The far-right politician, among the leading candidates in the first round of France's presidential election on April 23, is accused of paying Front National aides up to €340,000 (£290,000) from EU funds while carrying out domestic party activity.

However, as a European Parliament member, Le Pen has immunity from prosecution.

Judicial sources have confirmed to Reuters and AP that a request to lift immunity has been submitted to the European parliament through the French government on Friday (14 April).

Appearing on French national TV, Le Pen said the claims were unfounded but declined to comment further.

In an earlier case, the European Parliament voted to revoke Le Pen's immunity for allegedly breaking French anti-terror laws after she tweeted three graphic images of Isis executions on Twitter.

According to French law, distribution of violent images or images which incite terrorism is banned. Those found guilty can be sentenced to up to three years in prison and a fine of as much as €75,000.

The developments have come at the tail-end of a week that saw Le Pen deny that the French state was responsible for its involvement in the Holocaust.

Le Pen was referring to an event known as the Rafle du Vel D'Hiv in which French police, at the request of the Nazi German authorities, rounded up 13,000 Jews from occupied and free France and deported them to German concentration camps.

In 1995, former President Jacques Chirac made a landmark apology and admitted the responsibility of the French state. The country's current president, François Hollande, has also expressed sorrow for the role of the French police during the event.

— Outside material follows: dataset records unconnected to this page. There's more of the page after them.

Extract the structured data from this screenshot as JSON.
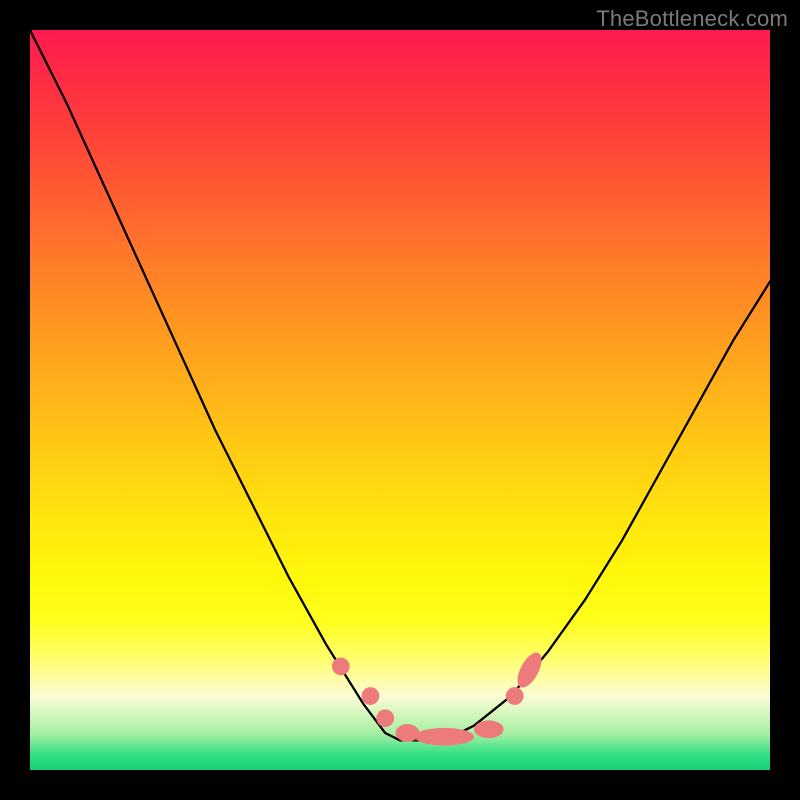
{
  "watermark": "TheBottleneck.com",
  "chart_data": {
    "type": "line",
    "title": "",
    "xlabel": "",
    "ylabel": "",
    "xlim": [
      0,
      1
    ],
    "ylim": [
      0,
      1
    ],
    "grid": false,
    "series": [
      {
        "name": "v-curve",
        "x": [
          0.0,
          0.05,
          0.1,
          0.15,
          0.2,
          0.25,
          0.3,
          0.35,
          0.4,
          0.45,
          0.48,
          0.5,
          0.52,
          0.55,
          0.58,
          0.6,
          0.65,
          0.7,
          0.75,
          0.8,
          0.85,
          0.9,
          0.95,
          1.0
        ],
        "y": [
          1.0,
          0.9,
          0.79,
          0.68,
          0.57,
          0.46,
          0.36,
          0.26,
          0.17,
          0.09,
          0.05,
          0.04,
          0.04,
          0.04,
          0.05,
          0.06,
          0.1,
          0.16,
          0.23,
          0.31,
          0.4,
          0.49,
          0.58,
          0.66
        ]
      }
    ],
    "markers": [
      {
        "name": "left-dot-1",
        "x": 0.42,
        "y": 0.14,
        "r": 0.012
      },
      {
        "name": "left-dot-2",
        "x": 0.46,
        "y": 0.1,
        "r": 0.012
      },
      {
        "name": "left-dot-3",
        "x": 0.48,
        "y": 0.07,
        "r": 0.012
      },
      {
        "name": "flat-left",
        "x": 0.51,
        "y": 0.05,
        "rx": 0.016,
        "ry": 0.012,
        "pill": true
      },
      {
        "name": "flat-center",
        "x": 0.56,
        "y": 0.045,
        "rx": 0.04,
        "ry": 0.012,
        "pill": true
      },
      {
        "name": "flat-right",
        "x": 0.62,
        "y": 0.055,
        "rx": 0.02,
        "ry": 0.012,
        "pill": true
      },
      {
        "name": "right-dot-1",
        "x": 0.655,
        "y": 0.1,
        "r": 0.012
      },
      {
        "name": "right-pill-1",
        "x": 0.675,
        "y": 0.135,
        "rx": 0.012,
        "ry": 0.026,
        "pill": true,
        "rotate": 28
      }
    ],
    "colors": {
      "curve": "#000000",
      "marker_fill": "#ee7b7b",
      "gradient_top": "#ff1a50",
      "gradient_bottom": "#18d07a"
    }
  }
}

Following Le Pen's comments, her party's Parisian headquarters were the target of an arson attack by anti-fascist group Kombattre La Xénophobie (Fight Xenophobia).